  2. Limited backtracking. This is what Parsec does. In our example, when it was determined that the object was “at least somewhat” matched by the first alternative, the second one would have been abandoned. This approach is rather restrictive: if you have two alternatives each expecting an object, the second one will never fire. The benefit of this approach is its efficiency (sometimes real, sometimes imaginary), since we never explore more than one alternative deeply.

It turns out, when parsing Values, we can remove some of the backtracking without imposing any restrictions. This is because we can “factor out” common parser prefixes. If we have two parsers that expect an object, this is equivalent to having a single parser expecting an object. To see this, let’s represent a parser as a record with a field per JSON “type”:

data Parser a = Parser
  { parseString :: Maybe (Text -> Either ParseError a)
  , parseArray  :: Maybe (Vector Value -> Either ParseError a)
  , parseObject :: Maybe (HashMap Text Value -> Either ParseError a)

Writing a function Parser a -> Parser a -> Parser a which merges individual fields is then a simple exercise.
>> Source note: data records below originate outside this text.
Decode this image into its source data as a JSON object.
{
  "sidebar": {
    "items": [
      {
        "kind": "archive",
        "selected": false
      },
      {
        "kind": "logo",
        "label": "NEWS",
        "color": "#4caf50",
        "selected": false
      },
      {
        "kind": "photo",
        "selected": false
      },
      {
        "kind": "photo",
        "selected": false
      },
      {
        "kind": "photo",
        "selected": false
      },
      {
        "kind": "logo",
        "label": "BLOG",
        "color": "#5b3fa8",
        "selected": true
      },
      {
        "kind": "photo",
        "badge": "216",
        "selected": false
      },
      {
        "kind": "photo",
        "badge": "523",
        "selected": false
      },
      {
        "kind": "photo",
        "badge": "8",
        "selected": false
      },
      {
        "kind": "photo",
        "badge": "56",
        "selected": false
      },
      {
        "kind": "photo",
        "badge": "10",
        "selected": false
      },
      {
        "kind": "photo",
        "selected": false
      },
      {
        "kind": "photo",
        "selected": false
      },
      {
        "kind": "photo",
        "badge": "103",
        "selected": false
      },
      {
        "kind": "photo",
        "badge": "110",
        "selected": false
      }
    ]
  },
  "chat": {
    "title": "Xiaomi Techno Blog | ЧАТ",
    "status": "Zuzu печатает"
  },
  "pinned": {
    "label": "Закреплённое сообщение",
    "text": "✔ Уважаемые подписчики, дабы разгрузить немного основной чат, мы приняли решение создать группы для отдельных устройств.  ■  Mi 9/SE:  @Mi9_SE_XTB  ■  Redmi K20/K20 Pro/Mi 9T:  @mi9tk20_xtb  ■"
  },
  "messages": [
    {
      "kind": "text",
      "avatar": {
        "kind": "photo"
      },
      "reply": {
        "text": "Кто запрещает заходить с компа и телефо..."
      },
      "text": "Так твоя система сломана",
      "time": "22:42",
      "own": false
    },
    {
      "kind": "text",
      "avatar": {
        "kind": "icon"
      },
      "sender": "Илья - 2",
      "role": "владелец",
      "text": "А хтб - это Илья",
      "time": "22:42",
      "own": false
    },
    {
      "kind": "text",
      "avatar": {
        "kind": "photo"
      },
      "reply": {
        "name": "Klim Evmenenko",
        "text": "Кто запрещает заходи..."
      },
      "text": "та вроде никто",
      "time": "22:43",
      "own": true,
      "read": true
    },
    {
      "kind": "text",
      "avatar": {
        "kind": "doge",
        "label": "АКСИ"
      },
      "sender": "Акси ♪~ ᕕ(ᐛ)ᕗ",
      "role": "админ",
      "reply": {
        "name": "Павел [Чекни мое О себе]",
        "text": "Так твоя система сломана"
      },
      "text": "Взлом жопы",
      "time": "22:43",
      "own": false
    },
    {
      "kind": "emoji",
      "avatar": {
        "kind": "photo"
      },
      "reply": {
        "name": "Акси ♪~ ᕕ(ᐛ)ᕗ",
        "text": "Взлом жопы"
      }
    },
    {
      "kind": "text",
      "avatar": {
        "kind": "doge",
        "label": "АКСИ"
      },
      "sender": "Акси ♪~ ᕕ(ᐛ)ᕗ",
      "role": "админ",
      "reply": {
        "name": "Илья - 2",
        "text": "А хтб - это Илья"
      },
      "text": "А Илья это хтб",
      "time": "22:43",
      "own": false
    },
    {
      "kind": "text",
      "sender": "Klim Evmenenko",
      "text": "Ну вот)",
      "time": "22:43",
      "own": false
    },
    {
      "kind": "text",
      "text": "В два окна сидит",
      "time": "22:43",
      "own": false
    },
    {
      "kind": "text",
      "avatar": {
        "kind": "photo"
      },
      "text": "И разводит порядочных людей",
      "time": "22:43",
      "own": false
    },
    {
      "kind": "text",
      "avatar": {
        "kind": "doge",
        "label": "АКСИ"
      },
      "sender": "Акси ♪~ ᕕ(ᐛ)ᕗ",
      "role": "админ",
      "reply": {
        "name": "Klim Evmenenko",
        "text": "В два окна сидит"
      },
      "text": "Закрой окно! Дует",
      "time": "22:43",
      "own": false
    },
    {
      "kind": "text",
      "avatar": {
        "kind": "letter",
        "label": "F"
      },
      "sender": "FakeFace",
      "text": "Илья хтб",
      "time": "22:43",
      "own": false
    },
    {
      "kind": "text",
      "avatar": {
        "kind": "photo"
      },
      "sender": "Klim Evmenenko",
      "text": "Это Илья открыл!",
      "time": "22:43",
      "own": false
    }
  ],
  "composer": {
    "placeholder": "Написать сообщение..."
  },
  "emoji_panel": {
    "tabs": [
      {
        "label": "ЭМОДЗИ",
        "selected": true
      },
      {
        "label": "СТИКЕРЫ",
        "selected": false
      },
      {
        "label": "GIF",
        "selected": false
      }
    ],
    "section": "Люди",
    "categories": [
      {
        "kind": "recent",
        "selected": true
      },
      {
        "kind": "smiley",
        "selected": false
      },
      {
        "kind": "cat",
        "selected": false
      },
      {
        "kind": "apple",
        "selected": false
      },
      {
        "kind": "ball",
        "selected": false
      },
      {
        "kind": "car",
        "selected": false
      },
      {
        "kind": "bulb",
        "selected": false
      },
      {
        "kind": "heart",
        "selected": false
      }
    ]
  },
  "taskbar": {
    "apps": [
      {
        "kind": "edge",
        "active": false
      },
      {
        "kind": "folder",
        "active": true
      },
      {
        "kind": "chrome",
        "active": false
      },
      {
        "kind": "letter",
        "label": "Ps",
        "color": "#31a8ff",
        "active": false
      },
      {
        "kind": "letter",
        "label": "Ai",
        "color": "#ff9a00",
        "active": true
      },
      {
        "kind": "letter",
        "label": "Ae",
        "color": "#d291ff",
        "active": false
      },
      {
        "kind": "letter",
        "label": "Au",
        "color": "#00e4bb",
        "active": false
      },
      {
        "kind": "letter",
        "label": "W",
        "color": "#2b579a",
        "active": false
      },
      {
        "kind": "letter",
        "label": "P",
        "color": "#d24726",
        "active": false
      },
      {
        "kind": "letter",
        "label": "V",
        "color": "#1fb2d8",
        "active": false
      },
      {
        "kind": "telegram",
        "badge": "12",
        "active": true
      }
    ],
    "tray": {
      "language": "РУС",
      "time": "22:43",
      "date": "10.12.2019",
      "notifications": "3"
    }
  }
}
Why is every field wrapped in Maybe? How’s Nothing different from Just $ const $ Left "..."? This is so that we can see which JSON types are valid and give a better error message. If we tried to parse a JSON number as an Item, the error message would say that it expected an object or a string, because only those fields of the parser would be Just values.

The Parser type above can be mechanically derived from the Value datatype itself. In the actual implementation, I use generics-sop with great success to reduce the boilerplate. To give you an idea, here’s the real definition of the Parser type:

newtype ParserComponent a fs = ParserComponent (Maybe (NP I fs -> Either ParseError a))
newtype Parser a = Parser (NP (ParserComponent a) (Code Value))

We can then apply a Parser to a Value using this function.

Example revisited

Here is the same Item type and a combinator-based YAML parser:

{-# LANGUAGE OverloadedStrings #-}
import Data.Text (Text)
import Data.Maybe
import Data.Monoid
import Data.Yaml.Combinators

data Item = Item
  Text -- title
  Int -- quantity
  deriving Show

itemParser :: Parser Item
  =  (flip Item 1 <$> string)
  <> (object $ Item
      <$> field "title" string
      <*> (fromMaybe 1 <$> optField "quantity" integer))

Let’s see now what errors it produces.


The YAML with a typo in the key name no longer parses:

either putStrLn print $ parse itemParser "{title: Shampoo, quanity: 2}"

quanity: 2

as part of

quanity: 2
title: Shampoo

Error reporting

Since we supplied an object, the parser explains what’s wrong with that object without telling us it’d rather receive a string.

either putStrLn print $ parse itemParser "{name: Shampoo, quantity: 2}"
Expected field "title" as part of

quantity: 2
name: Shampoo


I originally implemented these combinators as an internal module while working for Signal Vine in 2015. They kindly agreed to release it under the MIT instance, and I finally did so in 2017.

You can find the code packaged under the name yaml-combinators on hackage and github.